Many centuries in the future, Earth's small, more or less human population lives an enjoyable, if drone-like existence. Elsewhere, on some alternate Earth, or perhaps it's the distant past, the battle for Troy is in its ninth year. Oddly, its combatants, Hector, Achilles and the rest, seem to be following a script, speaking their lines exactly as Homer reported them in The Iliad. The Gods, who live on Olympus Mons on the planet Mars, may be post-humans, or aliens, or, well, Gods; it isn't entirely clear. Thomas Hockenberry, a late-20th-century professor of the classics from De Pauw University in Indiana, has, along with other scholars from his era, apparently been resurrected by the Gods. His job is to take notes on the war and compare its progress to Homer's tale, noting even the smallest deviations. Meanwhile, the "moravecs," a civilization of diverse, partially organic AIs clustered on the moons of Jupiter, have been disturbed by the quantum activity they've registered from the inner solar system and have sent an expedition to Mars to investigate. It will come as no surprise to the author's fans that the expedition's members include specialists in Shakespeare and Proust. Beautifully written, chock full of literary references, grand scenery and fascinating characters, this book represents Simmons at his best.
What would happen if Science Fiction and Historical Fiction got together and made a baby? Well, my dear friend, Ilium is your answer. This book seems to defy normal genre restrictions in a most refreshing way. Simmons has brilliantly managed to turn one of the world’s most known epic tales (Homer’s Iliad) into a Science Fiction novel.
The sheer amount of research that must have gone into writing this book is nothing short of breathtaking. Simmons manages to effortlessly include the Iliad, Shakespeare and Proust into his novel while switching from ancient history to his science fiction world. Though sometimes I felt that the Proust and Shakespeare references did bog down his narrative, it is impressively done and adds a new depth and unique quality to the book.

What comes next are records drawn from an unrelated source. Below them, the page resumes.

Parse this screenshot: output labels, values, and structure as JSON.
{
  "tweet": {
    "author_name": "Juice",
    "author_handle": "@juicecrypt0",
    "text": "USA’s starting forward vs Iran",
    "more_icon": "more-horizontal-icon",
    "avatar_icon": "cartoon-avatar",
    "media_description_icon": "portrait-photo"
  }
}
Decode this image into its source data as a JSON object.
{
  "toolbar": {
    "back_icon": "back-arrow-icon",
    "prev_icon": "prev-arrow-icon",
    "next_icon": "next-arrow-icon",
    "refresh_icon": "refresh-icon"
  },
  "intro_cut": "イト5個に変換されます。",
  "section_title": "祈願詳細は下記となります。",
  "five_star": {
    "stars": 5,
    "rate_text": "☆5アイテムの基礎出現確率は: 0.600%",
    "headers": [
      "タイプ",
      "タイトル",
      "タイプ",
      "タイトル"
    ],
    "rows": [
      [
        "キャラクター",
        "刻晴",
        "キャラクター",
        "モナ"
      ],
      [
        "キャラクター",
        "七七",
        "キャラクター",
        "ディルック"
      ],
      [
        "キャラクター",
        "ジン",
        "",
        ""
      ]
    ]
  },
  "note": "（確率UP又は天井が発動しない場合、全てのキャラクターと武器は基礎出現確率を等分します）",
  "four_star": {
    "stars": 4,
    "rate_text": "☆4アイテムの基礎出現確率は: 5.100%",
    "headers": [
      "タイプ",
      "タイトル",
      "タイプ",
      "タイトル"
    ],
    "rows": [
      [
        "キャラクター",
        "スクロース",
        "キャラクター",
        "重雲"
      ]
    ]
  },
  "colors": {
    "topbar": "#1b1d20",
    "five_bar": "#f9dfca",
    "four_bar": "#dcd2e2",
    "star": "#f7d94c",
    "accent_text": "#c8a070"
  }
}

Simmons’ writing is, well, amazing. His dialogue is believable; his descriptions make his tale come to life. I felt that Simmons had managed to transport me into his world, share his vision with me and make me care about the characters he had created.
I was incredibly impressed with Simmons world building. I am not an avid SciFi reader, so I don’t have much to compare this to, but Simmons vision of the future was astounding, much more believable and understandable than other works of SciFi I’ve read. Not only was it completely unique, but the sheer complexity of his vision and the scope of it amazed me and made me think about the relevance between his vision and our current day culture(s).
I started this whole book reviewing process as a personal experiment to kind of track the kinds of books I enjoy and reading and why. One thing I’ve learned about myself is that I like book that are filled with depth, books that have layers of meaning, where the characters are believable with flaws and strengths, goals and aims of their own. I get disappointed when I read a book that isn’t filled with these qualities. Simmons book delivers. I found Ilium to be a refreshing step away from genre restrictions and predictable plots.
He follows multiple perspectives in this book, but it’s not scattered. He doesn’t add or subtract perspectives as the book continues, keeping things neat, tidy and easy to follow. His characters are not beautiful with stunning qualities and predictably fantastic personality traits. They are average, a middle aged scholar, an older man on the cusp of death, a self-centered pudgy man who is in it to get laid, robots (morvecs, as they are called) who are obsessed with “lost age humans” and Shakespeare and Proust. With this hodgepodge of characters, how could the book be anything but interesting?
Two lines of the story don’t come together until the very end of the book and the third never seems to interact with the other two, but they all affect each other (does that even make sense?). It doesn't become evident until the end that all perspectives are being affected by the same general events both current and historical. Even in the end of Ilium, enough questions are left unanswered that, while I have theories as to some of the dangling ends, I'll have to read the following book Olympos to see if I am right or not.
There is a little of everything in this book, from characters growing and developing, figuring out who they are and where they fit into things, war, some graphic death scenes, sex, and even a bit of romance. Romance, in my opinion, seems to be a sticking point for me. If it's well done, then I enjoy it but romance can tend to turn from believable to sappy in a flash, often dragging down the book with it. This book does not suffer from that problem. The romance is believable, not overbearing, it doesn't drag down the plot, or even slow it down at all. It adds another level of believability to the characters and the world that Simmons has created. It is so rare that I think anything positive about romance added to plots that I shocked myself when I read the romance in this book and wasn't reduced to fits of groaning.
The book ends at what seems to be the start of a major climax of action involving Greek gods, humans, morvecs and asteroids. It promises to usher in an exciting start to the second book in the series, Olympos. With as tightly a woven plot, as complex a world with such believable characters as Ilium, I fail to see how Olympos couldn’t deliver the same epic punch of its predecessor.
Ilium was a page-turner. The plot never ceased its relentless surge forward nor did his artistic, stunning prose ever falter. The believability of the characters, the vision, complexity and thought provoking quality of Simmons' world coupled with an amazing leap away from common genre restrictions all put Ilium on my "re-read" shelf.